> **PROBLEM**
Within the records that follow, find every line containing the string "value". Copy those lines.

START LISTED RECORDS

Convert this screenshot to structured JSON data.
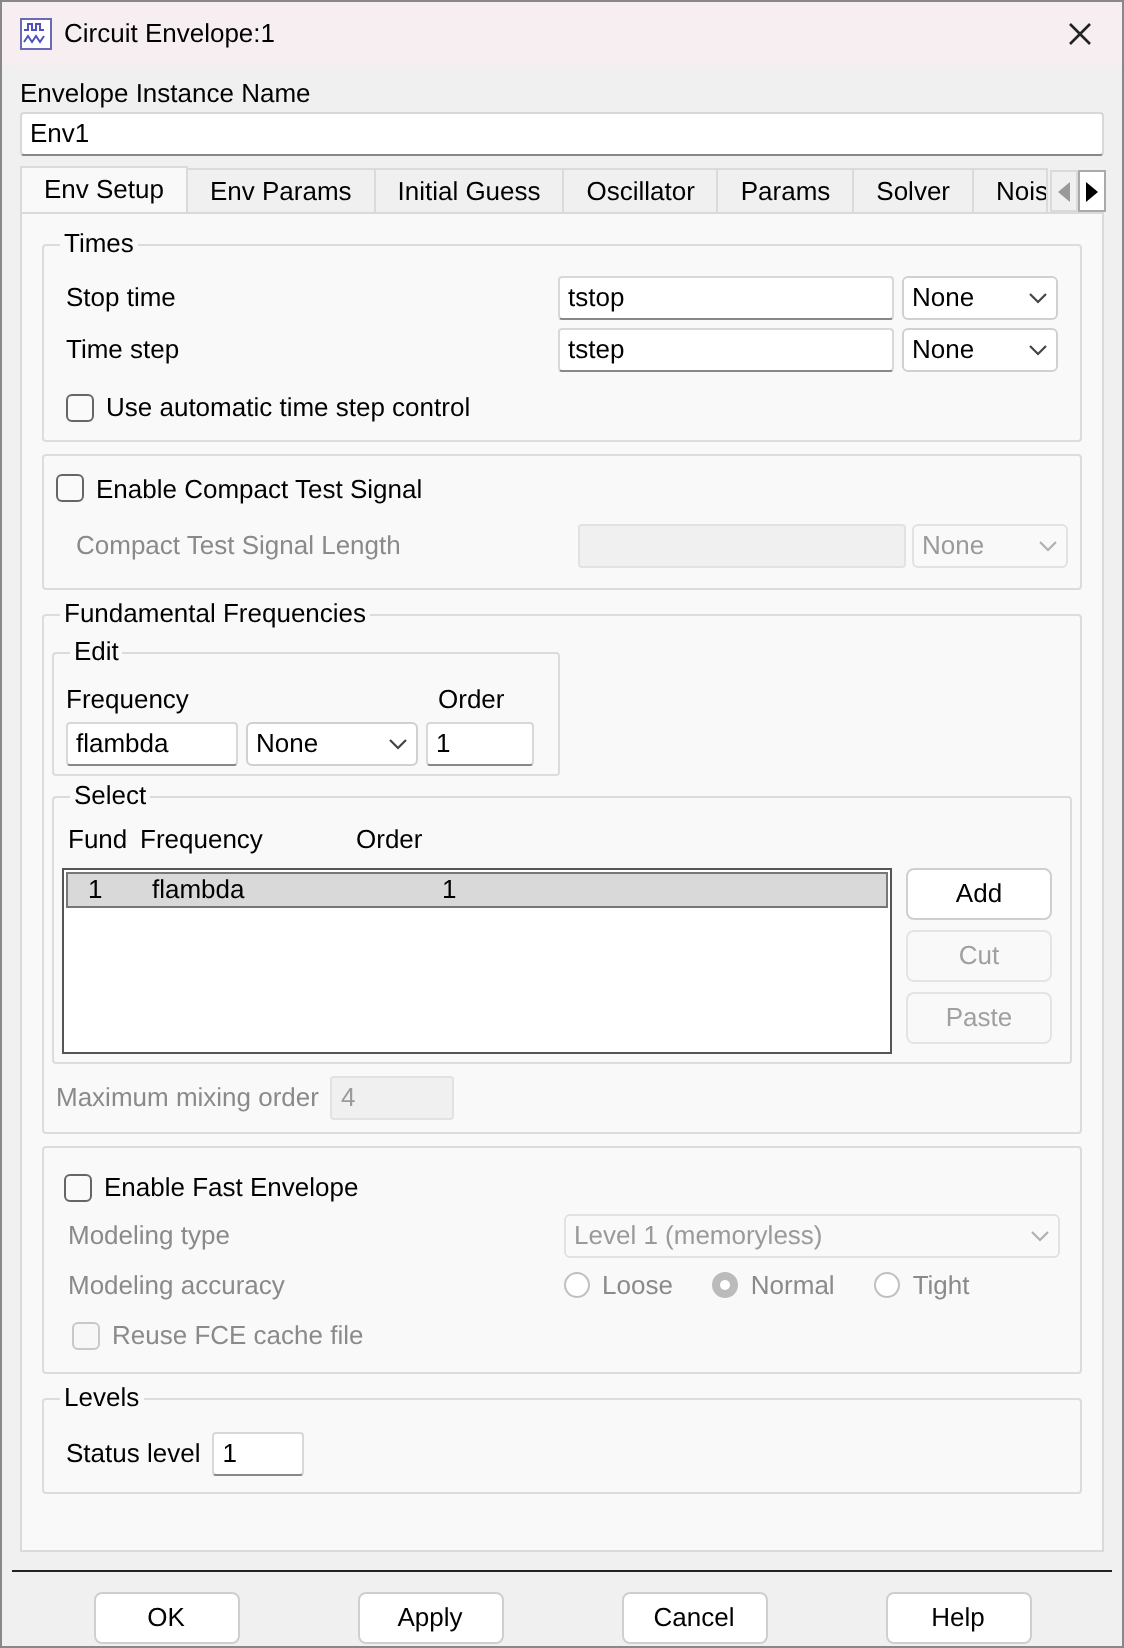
{
  "window": {
    "title": "Circuit Envelope:1"
  },
  "instance_name": {
    "label": "Envelope Instance Name",
    "value": "Env1"
  },
  "tabs": [
    {
      "label": "Env Setup",
      "selected": true
    },
    {
      "label": "Env Params",
      "selected": false
    },
    {
      "label": "Initial Guess",
      "selected": false
    },
    {
      "label": "Oscillator",
      "selected": false
    },
    {
      "label": "Params",
      "selected": false
    },
    {
      "label": "Solver",
      "selected": false
    },
    {
      "label": "Nois",
      "selected": false
    }
  ],
  "times": {
    "title": "Times",
    "rows": [
      {
        "label": "Stop time",
        "value": "tstop",
        "unit": "None"
      },
      {
        "label": "Time step",
        "value": "tstep",
        "unit": "None"
      }
    ],
    "auto_step": {
      "label": "Use automatic time step control",
      "checked": false
    }
  },
  "compact": {
    "checkbox": {
      "label": "Enable Compact Test Signal",
      "checked": false
    },
    "length_label": "Compact Test Signal Length",
    "unit": "None",
    "disabled": true
  },
  "fundamental": {
    "title": "Fundamental Frequencies",
    "edit": {
      "title": "Edit",
      "frequency_label": "Frequency",
      "order_label": "Order",
      "frequency": "flambda",
      "unit": "None",
      "order": "1"
    },
    "select": {
      "title": "Select",
      "columns": [
        "Fund",
        "Frequency",
        "Order"
      ],
      "rows": [
        {
          "fund": "1",
          "frequency": "flambda",
          "order": "1",
          "selected": true
        }
      ],
      "buttons": [
        {
          "label": "Add",
          "disabled": false
        },
        {
          "label": "Cut",
          "disabled": true
        },
        {
          "label": "Paste",
          "disabled": true
        }
      ]
    },
    "max_mixing": {
      "label": "Maximum mixing order",
      "value": "4",
      "disabled": true
    }
  },
  "fast_envelope": {
    "checkbox": {
      "label": "Enable Fast Envelope",
      "checked": false
    },
    "disabled": true,
    "modeling_type": {
      "label": "Modeling type",
      "value": "Level 1 (memoryless)"
    },
    "accuracy": {
      "label": "Modeling accuracy",
      "options": [
        {
          "label": "Loose",
          "selected": false
        },
        {
          "label": "Normal",
          "selected": true
        },
        {
          "label": "Tight",
          "selected": false
        }
      ]
    },
    "reuse": {
      "label": "Reuse FCE cache file",
      "checked": false
    }
  },
  "levels": {
    "title": "Levels",
    "status": {
      "label": "Status level",
      "value": "1"
    }
  },
  "buttons": [
    "OK",
    "Apply",
    "Cancel",
    "Help"
  ]
}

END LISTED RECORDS

> **OUTPUT OF THE TASK**
    "value": "Env1"
        "value": "tstop",
        "value": "tstep",
      "value": "4",
      "value": "Level 1 (memoryless)"
      "value": "1"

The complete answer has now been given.